'The pay is about half of what I make,' says HP employee told to take a new job or be fired
On the one hand, a job offer is better than no job at all.On the other, we've now heard from two workers who say the new offer is a huge pay cut.Advertisement
The offer comes from Ciber, an IT consulting company that resells HP products and has a labor partnership with HP.
HP is transferring a "small" number of employees to Ciber, HP confirmed to us. HP wouldn't comment on how many employees are being affected. Ciber declined comment.One employee told us that HP is targeting specific job categories for this contract-labor arrangement: people who are in application support jobs.
The new job offers disappoint
HP employees were told they'd have 48 hours to look over the job offer and accept or decline.One told us, "The Ciber offer is ridiculous. The pay is about one-half of what I make."Another told us that the offer was roughly $30,000 below market rate for similar jobs. This person told us the "offer is non-negotiable, at least it was for me."Advertisement
Their seniority is gone.
They can turn the job down but HP will still cut them and they will not be eligible for the standard layoff package, one week of pay for every year of service, multiple sources have told us.They will be given two weeks severance, one person said.Advertisement
We aren't surprised that Ciber's offers have come in below what some HP employees are being paid. HP pays going Silicon Valley rates. The average worker at HP makes $103,000, according to job-hunting site Glassdoor.
Ciber, based in Denver Colo., pays from $76,000 to $130,000, its employees report to Glassdoor, which are the market rates outside the Valley.In this case, the offers might be below market rate. HP CEO Meg Whitman has made it clear that she's looking to lower labor costs for HP Enterprise and these workers will remain as contract labor for HP. Revenue has been shrinking quarter by quarter at the unit, and profit margins have been all over the map, from 4% to 6%.Advertisement
Throughout 2015, Whitman has told investors she is stabilizing the unit and has promised to bring margins up to 7% - 9%.
In addition to shedding workers, she's automating more tasks with new technologies and replacing US workers with offshore workers.
Morale at HP ES is lowOne HP ES employee that has NOT been laid off told us morale at the unit was awful and the company was losing customers, although we have not been able to confirm which clients, if any, have dropped HP because of these layoffs.Advertisement
HP is trying to shift the unit away from labor-intensive, low-margin application support work and into higher-margin areas like mobile, security and cloud computing.
Rumors run wild ...

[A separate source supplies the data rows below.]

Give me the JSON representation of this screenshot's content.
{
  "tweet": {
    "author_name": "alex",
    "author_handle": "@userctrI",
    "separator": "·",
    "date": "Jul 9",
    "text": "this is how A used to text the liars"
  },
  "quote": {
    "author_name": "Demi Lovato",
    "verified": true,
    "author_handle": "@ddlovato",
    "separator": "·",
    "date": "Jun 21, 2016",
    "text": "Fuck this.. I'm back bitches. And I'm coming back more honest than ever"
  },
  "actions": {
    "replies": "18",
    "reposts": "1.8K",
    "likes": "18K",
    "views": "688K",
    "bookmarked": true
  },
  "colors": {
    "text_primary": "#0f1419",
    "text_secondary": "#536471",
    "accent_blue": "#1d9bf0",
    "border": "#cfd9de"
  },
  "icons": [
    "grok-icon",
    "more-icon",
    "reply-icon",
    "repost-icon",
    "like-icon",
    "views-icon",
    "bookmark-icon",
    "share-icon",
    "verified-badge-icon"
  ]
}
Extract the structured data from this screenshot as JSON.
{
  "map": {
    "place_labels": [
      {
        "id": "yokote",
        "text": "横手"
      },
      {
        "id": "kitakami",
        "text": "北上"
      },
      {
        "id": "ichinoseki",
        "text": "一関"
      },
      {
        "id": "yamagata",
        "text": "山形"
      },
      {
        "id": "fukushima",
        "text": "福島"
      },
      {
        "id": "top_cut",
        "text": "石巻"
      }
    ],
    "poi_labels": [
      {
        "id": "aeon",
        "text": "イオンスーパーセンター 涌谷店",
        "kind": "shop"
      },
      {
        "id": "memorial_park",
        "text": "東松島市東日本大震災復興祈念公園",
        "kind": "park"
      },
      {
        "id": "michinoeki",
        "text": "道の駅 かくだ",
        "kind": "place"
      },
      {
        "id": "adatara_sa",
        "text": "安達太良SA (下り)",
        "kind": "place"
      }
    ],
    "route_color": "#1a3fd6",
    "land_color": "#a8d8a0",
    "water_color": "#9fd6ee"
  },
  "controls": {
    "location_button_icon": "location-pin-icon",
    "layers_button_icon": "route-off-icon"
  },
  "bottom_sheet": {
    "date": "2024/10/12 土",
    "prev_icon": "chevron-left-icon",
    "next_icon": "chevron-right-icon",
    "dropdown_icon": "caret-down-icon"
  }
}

HP says only a small number of employees are being affected. A spokesperson tells us:HP reached an agreement with a strategic labor partner to allow more flexibility in managing labor demands. There are a small number of employees who will move from HP and become contractors to HP's Mobility and Workplace Services organization. HP will continue to own and manage the end-client relationship and overall service responsibility.Advertisement
We know that HP has done this in at least one other case. Last month, workers were told they were being transfered to contract-work company Adecco as of August 15, HP confirmed to us.We also know that by the end of the last quarter HP had trimmed nearly 52,000 and it will blow by the target of 55,000 people by another 5%, CFO Cathie Lesjak said.Advertisement

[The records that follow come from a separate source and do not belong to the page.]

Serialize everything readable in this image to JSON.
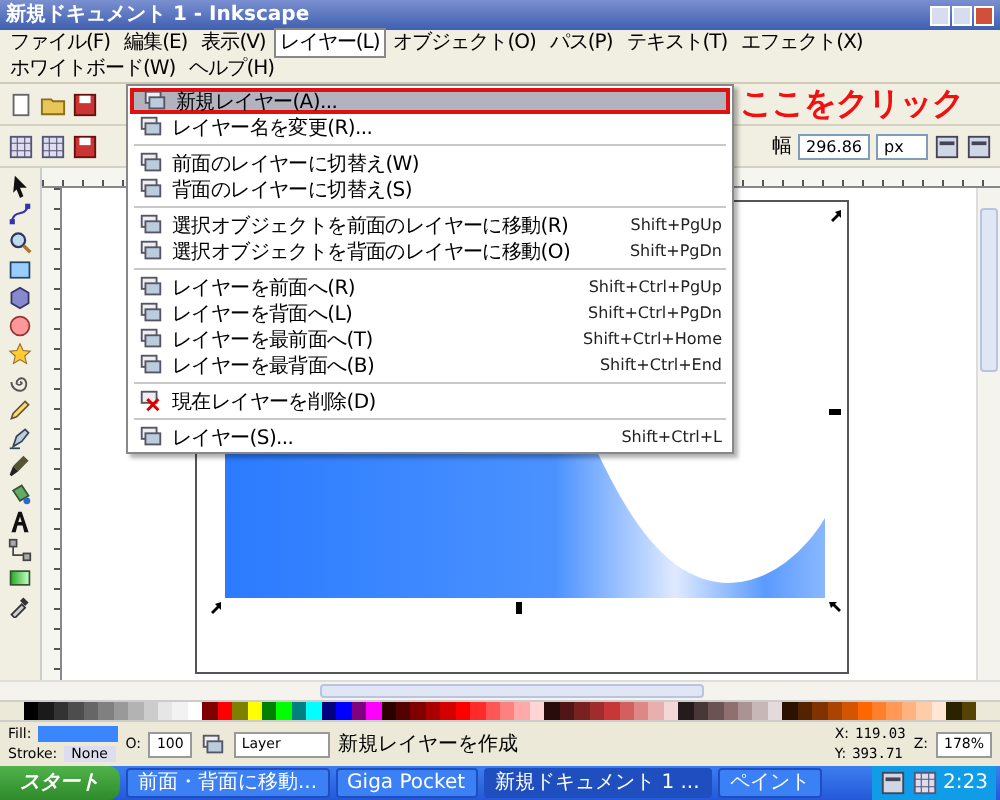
{
  "window": {
    "title": "新規ドキュメント 1 - Inkscape"
  },
  "menubar": [
    {
      "label": "ファイル(F)",
      "selected": false
    },
    {
      "label": "編集(E)",
      "selected": false
    },
    {
      "label": "表示(V)",
      "selected": false
    },
    {
      "label": "レイヤー(L)",
      "selected": true
    },
    {
      "label": "オブジェクト(O)",
      "selected": false
    },
    {
      "label": "パス(P)",
      "selected": false
    },
    {
      "label": "テキスト(T)",
      "selected": false
    },
    {
      "label": "エフェクト(X)",
      "selected": false
    },
    {
      "label": "ホワイトボード(W)",
      "selected": false
    },
    {
      "label": "ヘルプ(H)",
      "selected": false
    }
  ],
  "layer_menu": [
    {
      "kind": "item",
      "label": "新規レイヤー(A)...",
      "selected": true,
      "marked": true
    },
    {
      "kind": "item",
      "label": "レイヤー名を変更(R)...",
      "selected": false,
      "marked": false
    },
    {
      "kind": "separator"
    },
    {
      "kind": "item",
      "label": "前面のレイヤーに切替え(W)",
      "selected": false,
      "marked": false
    },
    {
      "kind": "item",
      "label": "背面のレイヤーに切替え(S)",
      "selected": false,
      "marked": false
    },
    {
      "kind": "separator"
    },
    {
      "kind": "item",
      "label": "選択オブジェクトを前面のレイヤーに移動(R)",
      "shortcut": "Shift+PgUp",
      "selected": false,
      "marked": false
    },
    {
      "kind": "item",
      "label": "選択オブジェクトを背面のレイヤーに移動(O)",
      "shortcut": "Shift+PgDn",
      "selected": false,
      "marked": false
    },
    {
      "kind": "separator"
    },
    {
      "kind": "item",
      "label": "レイヤーを前面へ(R)",
      "shortcut": "Shift+Ctrl+PgUp",
      "selected": false,
      "marked": false
    },
    {
      "kind": "item",
      "label": "レイヤーを背面へ(L)",
      "shortcut": "Shift+Ctrl+PgDn",
      "selected": false,
      "marked": false
    },
    {
      "kind": "item",
      "label": "レイヤーを最前面へ(T)",
      "shortcut": "Shift+Ctrl+Home",
      "selected": false,
      "marked": false
    },
    {
      "kind": "item",
      "label": "レイヤーを最背面へ(B)",
      "shortcut": "Shift+Ctrl+End",
      "selected": false,
      "marked": false
    },
    {
      "kind": "separator"
    },
    {
      "kind": "item",
      "label": "現在レイヤーを削除(D)",
      "selected": false,
      "marked": false
    },
    {
      "kind": "separator"
    },
    {
      "kind": "item",
      "label": "レイヤー(S)...",
      "shortcut": "Shift+Ctrl+L",
      "selected": false,
      "marked": false
    }
  ],
  "callout": {
    "text": "ここをクリック"
  },
  "tool_controls": {
    "label": "幅",
    "value": "296.86",
    "unit": "px"
  },
  "palette": [
    {
      "color": "#000000"
    },
    {
      "color": "#1a1a1a"
    },
    {
      "color": "#333333"
    },
    {
      "color": "#4d4d4d"
    },
    {
      "color": "#666666"
    },
    {
      "color": "#808080"
    },
    {
      "color": "#999999"
    },
    {
      "color": "#b3b3b3"
    },
    {
      "color": "#cccccc"
    },
    {
      "color": "#e6e6e6"
    },
    {
      "color": "#f2f2f2"
    },
    {
      "color": "#ffffff"
    },
    {
      "color": "#800000"
    },
    {
      "color": "#ff0000"
    },
    {
      "color": "#808000"
    },
    {
      "color": "#ffff00"
    },
    {
      "color": "#008000"
    },
    {
      "color": "#00ff00"
    },
    {
      "color": "#008080"
    },
    {
      "color": "#00ffff"
    },
    {
      "color": "#000080"
    },
    {
      "color": "#0000ff"
    },
    {
      "color": "#800080"
    },
    {
      "color": "#ff00ff"
    },
    {
      "color": "#2b0000"
    },
    {
      "color": "#550000"
    },
    {
      "color": "#800000"
    },
    {
      "color": "#aa0000"
    },
    {
      "color": "#d40000"
    },
    {
      "color": "#ff0000"
    },
    {
      "color": "#ff2a2a"
    },
    {
      "color": "#ff5555"
    },
    {
      "color": "#ff8080"
    },
    {
      "color": "#ffaaaa"
    },
    {
      "color": "#ffd5d5"
    },
    {
      "color": "#280b0b"
    },
    {
      "color": "#501616"
    },
    {
      "color": "#782121"
    },
    {
      "color": "#a02c2c"
    },
    {
      "color": "#c83737"
    },
    {
      "color": "#d35f5f"
    },
    {
      "color": "#de8787"
    },
    {
      "color": "#e9afaf"
    },
    {
      "color": "#f4d7d7"
    },
    {
      "color": "#241c1c"
    },
    {
      "color": "#483737"
    },
    {
      "color": "#6c5353"
    },
    {
      "color": "#916f6f"
    },
    {
      "color": "#ac9393"
    },
    {
      "color": "#c8b7b7"
    },
    {
      "color": "#e3dbdb"
    },
    {
      "color": "#2b1100"
    },
    {
      "color": "#552200"
    },
    {
      "color": "#803300"
    },
    {
      "color": "#aa4400"
    },
    {
      "color": "#d45500"
    },
    {
      "color": "#ff6600"
    },
    {
      "color": "#ff7f2a"
    },
    {
      "color": "#ff9955"
    },
    {
      "color": "#ffb380"
    },
    {
      "color": "#ffccaa"
    },
    {
      "color": "#ffe6d5"
    },
    {
      "color": "#2b2200"
    },
    {
      "color": "#554400"
    }
  ],
  "status_bar": {
    "fill_label": "Fill:",
    "stroke_label": "Stroke:",
    "stroke_value": "None",
    "opacity_label": "O:",
    "opacity_value": "100",
    "layer": "Layer",
    "message": "新規レイヤーを作成",
    "x_label": "X:",
    "x_value": "119.03",
    "y_label": "Y:",
    "y_value": "393.71",
    "zoom_label": "Z:",
    "zoom_value": "178%"
  },
  "taskbar": {
    "start": "スタート",
    "tasks": [
      {
        "label": "前面・背面に移動...",
        "selected": false
      },
      {
        "label": "Giga Pocket",
        "selected": false
      },
      {
        "label": "新規ドキュメント 1 ...",
        "selected": true
      },
      {
        "label": "ペイント",
        "selected": false
      }
    ],
    "clock": "2:23"
  }
}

These additional layoffs are not expected to cost HP more money than the restructuring budget she publicly released months ago.
HP layoffs in HP ES have been going on for about the last seven years, since the unit was formed when HP bought EDS and doubled its workforce. HP has spent about $1 billion a year on restructuring costs.The company is set to split into two companies on November 1, with HP ES becoming part of the new HP Enterprise being run by Whitman. More layoffs are expected to offset the hiring needed to set up new HR, legal, administrative and IT departments, one for each company, Whitman and Lesjak have said.Advertisement